Grain prices spiked last week as more than 150 grain-laden vessels lay idle outside Argentina's ports and along the Uruguayan coast but neither side appeared nearer a compromise.
Dockworkers' representatives warned Fernandez they would launch a general strike unless the government met their demands for improved wages and easier taxation rules.
The work stoppages sent shock waves through the soy meal trade, which is central to international supplies of animal feed, soy oil production and a growing biofuels energy sector.
Worried traders also predicted worsening prospects for soybeans and corn trade because of the Latin American country's leading position in those two grain markets. Argentina is the world's third largest supplier of soybeans and the No. 2 corn exporter after the United States.
Port authorities received a tongue-lashing from the dockworkers' representatives after they announced -- prematurely -- a work stoppage had ended and the dockworkers had gone back to work.
Dockworkers' union leader Omar Suarez denied members had returned to work and vowed to prevent ships from entering or leaving the harbor at Rosario, the country's main grain hub.
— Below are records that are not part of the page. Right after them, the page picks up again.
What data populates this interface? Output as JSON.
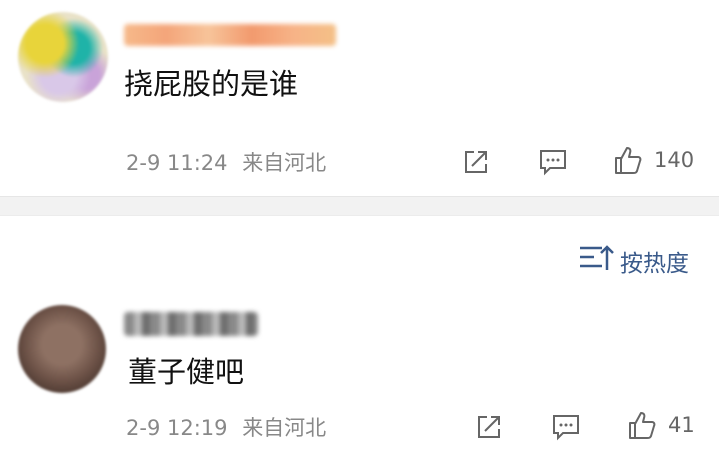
{
  "comments": [
    {
      "username": "",
      "text": "挠屁股的是谁",
      "time": "2-9 11:24",
      "location": "来自河北",
      "likes": "140"
    },
    {
      "username": "",
      "text": "董子健吧",
      "time": "2-9 12:19",
      "location": "来自河北",
      "likes": "41"
    }
  ],
  "sort": {
    "label": "按热度"
  },
  "icons": {
    "share": "share-icon",
    "comment": "comment-icon",
    "like": "thumbs-up-icon",
    "sort": "sort-icon"
  },
  "colors": {
    "meta": "#888888",
    "sort_accent": "#3a5a8a",
    "divider": "#f2f2f2"
  }
}
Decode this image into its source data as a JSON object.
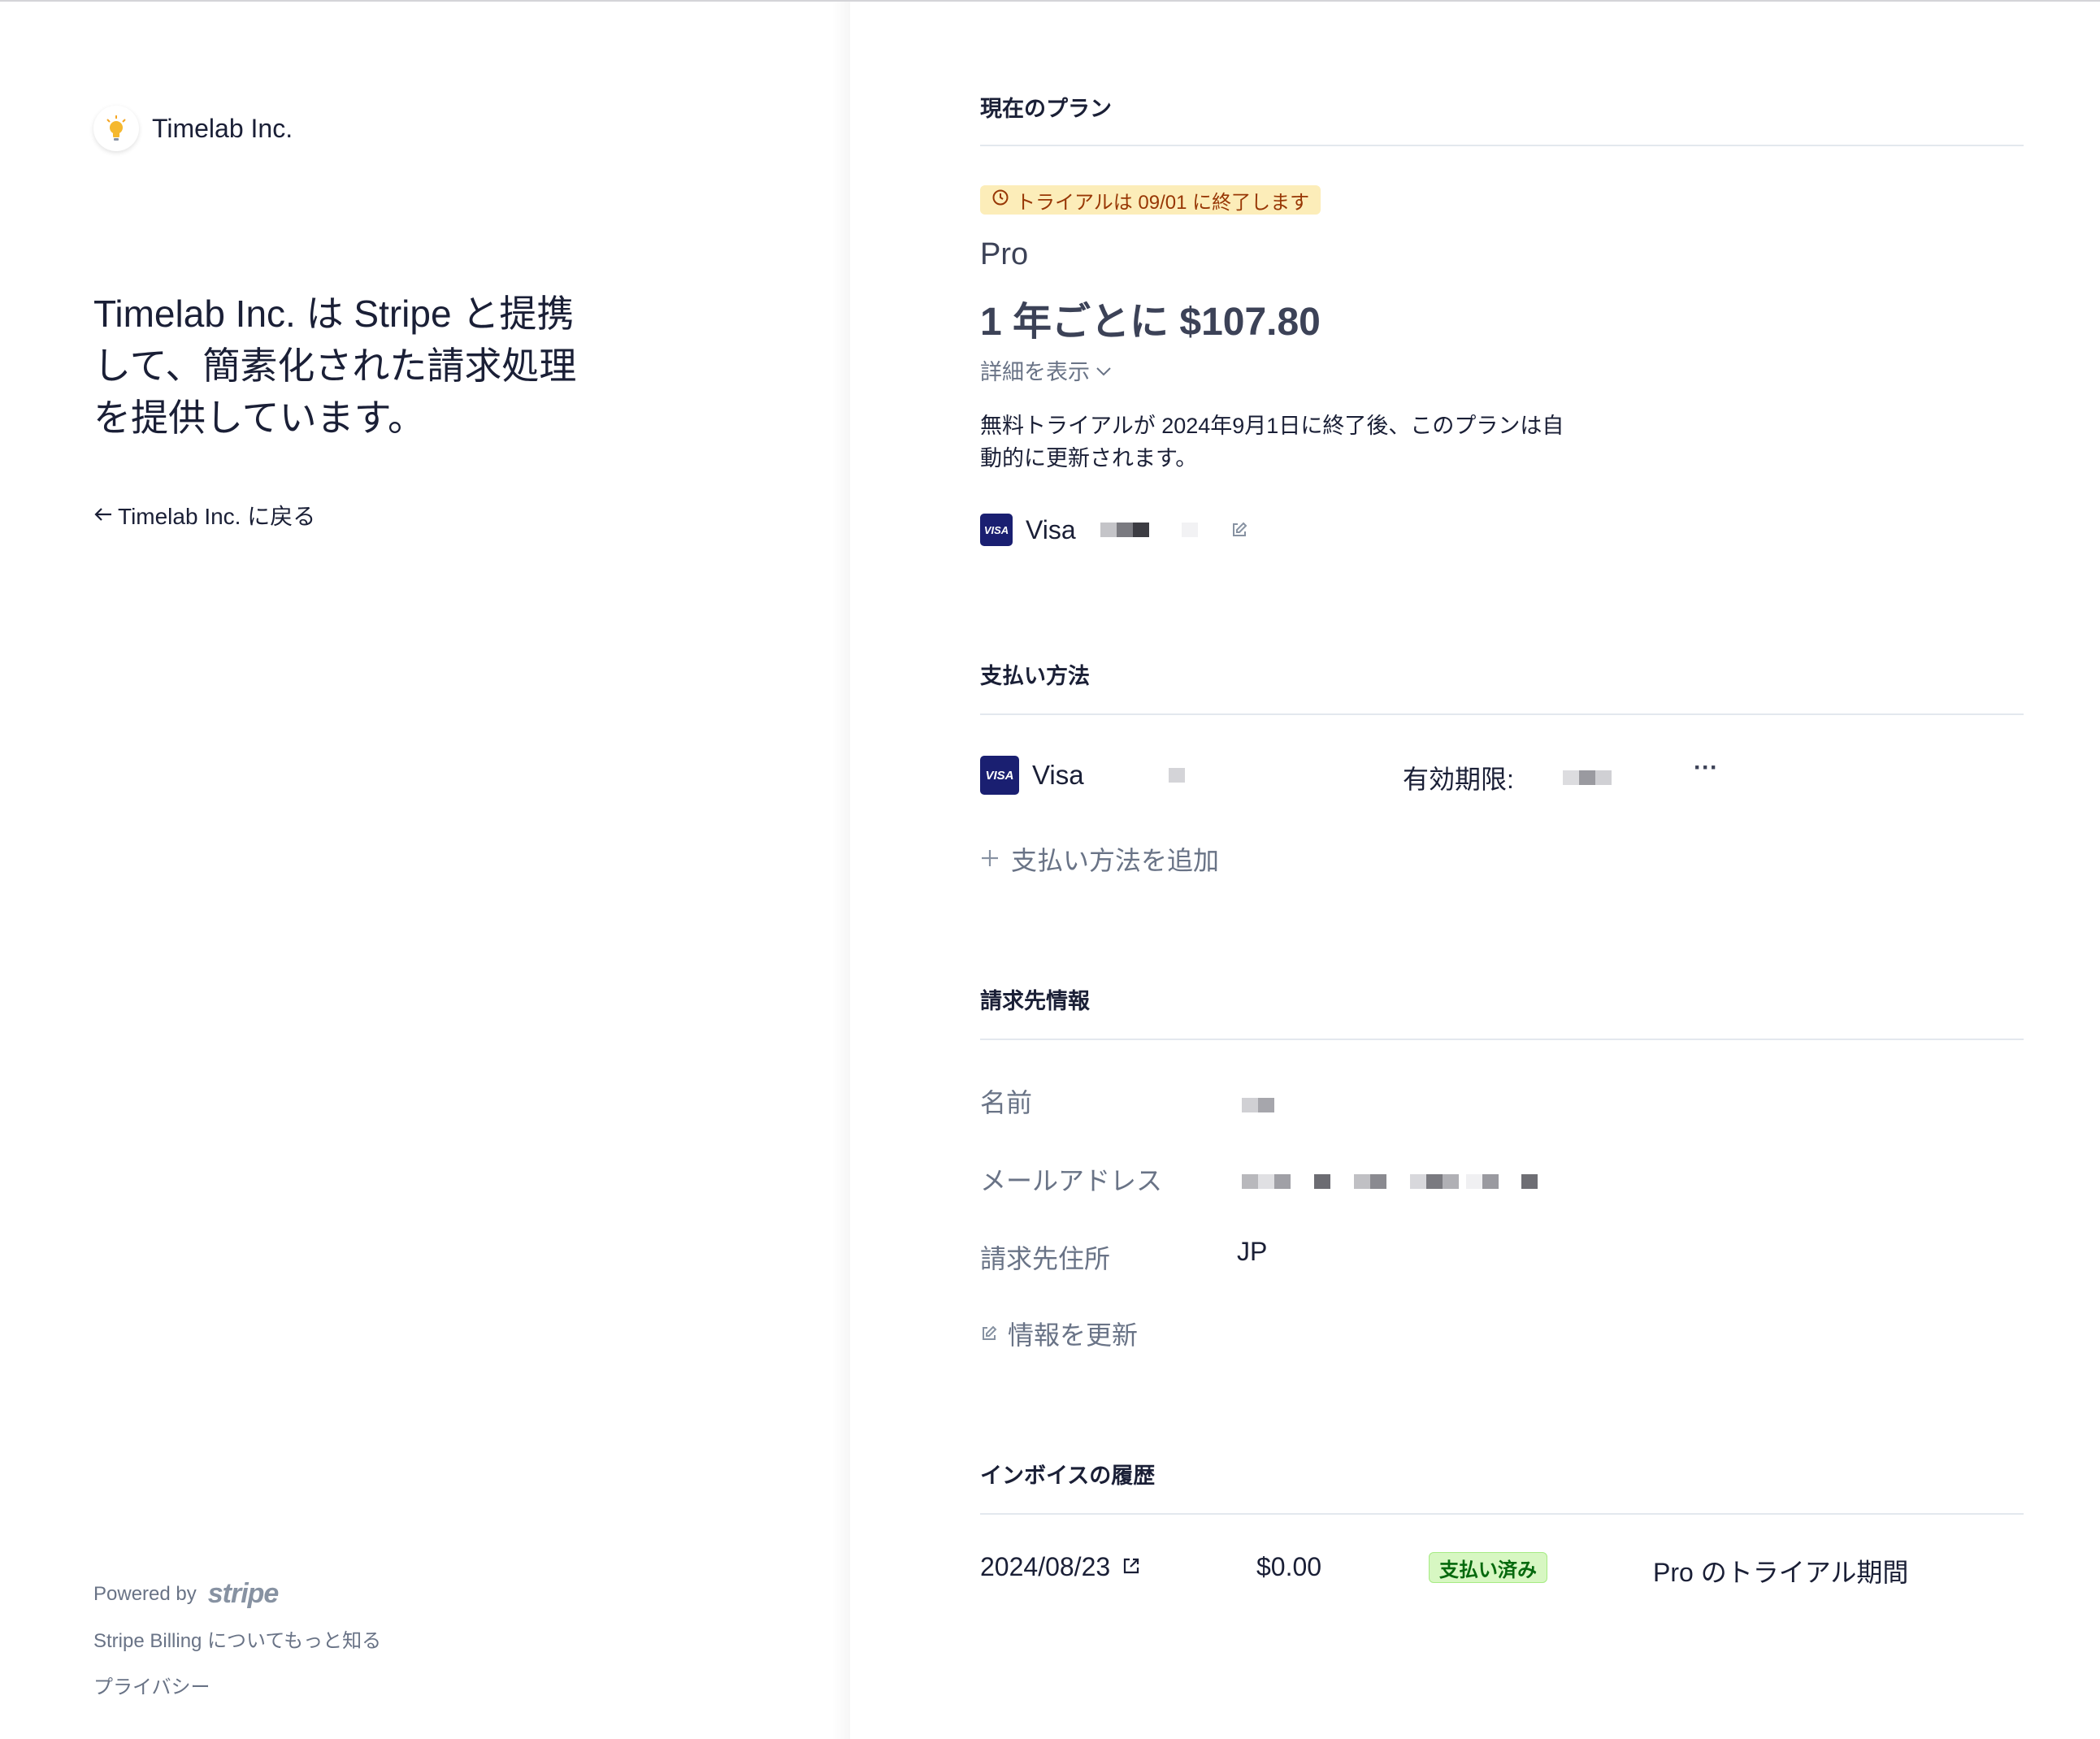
{
  "merchant": {
    "name": "Timelab Inc.",
    "tagline": "Timelab Inc. は Stripe と提携して、簡素化された請求処理を提供しています。",
    "back_link": "Timelab Inc. に戻る"
  },
  "footer": {
    "powered_by": "Powered by",
    "stripe_logo": "stripe",
    "learn_more": "Stripe Billing についてもっと知る",
    "privacy": "プライバシー"
  },
  "current_plan": {
    "section_title": "現在のプラン",
    "trial_badge": "トライアルは 09/01 に終了します",
    "plan_name": "Pro",
    "price": "1 年ごとに $107.80",
    "details_toggle": "詳細を表示",
    "description": "無料トライアルが 2024年9月1日に終了後、このプランは自動的に更新されます。",
    "card_brand": "Visa",
    "card_badge": "VISA"
  },
  "payment_methods": {
    "section_title": "支払い方法",
    "card_brand": "Visa",
    "card_badge": "VISA",
    "expiry_label": "有効期限: ",
    "more_label": "···",
    "add_method": "支払い方法を追加"
  },
  "billing_info": {
    "section_title": "請求先情報",
    "name_label": "名前",
    "email_label": "メールアドレス",
    "address_label": "請求先住所",
    "address_value": "JP",
    "update_label": "情報を更新"
  },
  "invoice_history": {
    "section_title": "インボイスの履歴",
    "rows": [
      {
        "date": "2024/08/23",
        "amount": "$0.00",
        "status": "支払い済み",
        "description": "Pro のトライアル期間"
      }
    ]
  },
  "colors": {
    "trial_badge_bg": "#fcedb9",
    "trial_badge_text": "#983705",
    "paid_badge_bg": "#d7f7c2",
    "paid_badge_text": "#05690d",
    "visa_blue": "#1a1f71",
    "muted_text": "#697386"
  }
}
The union says dockworkers' work shifts are understaffed, forcing those called on duty to perform extra tasks and sometimes work longer hours.
The dockworkers' discontent has combined with farmers' protests and teachers' strikes to inject new uncertainties in Argentine economy and society.
So far the labor leaders have said a general strike would be a last resort but warned that government inaction may push them toward calling for countrywide industrial action.
"I hope we don't come to call for a general strike," CGT labor union leader Hugo Moyano told reporters. "I hope we're not pushed to call for a general strike."
At the heart of the dispute is the government's interpretation of the cost of living, the rate of inflation and consumer price index in Argentina. Government statistics of inflation and the consumer price index are generally believed to be about a third of the actual trends -- currently said to exceed 25 percent.
The government has also attracted the teachers' ire after Fernandez claimed the teachers worked too few hours -- four hours a day, one of her comments alleged -- and claimed long vacations.
The labor unions' representations have backed the teachers' demands and urged the government to be "reasonable" in its approach to various sections of Argentina's work force.
Nowhere is the threat to the economy more pronounced than in the ports, where traders fret over millions of dollars of grain trade at risk from the prolonged dispute.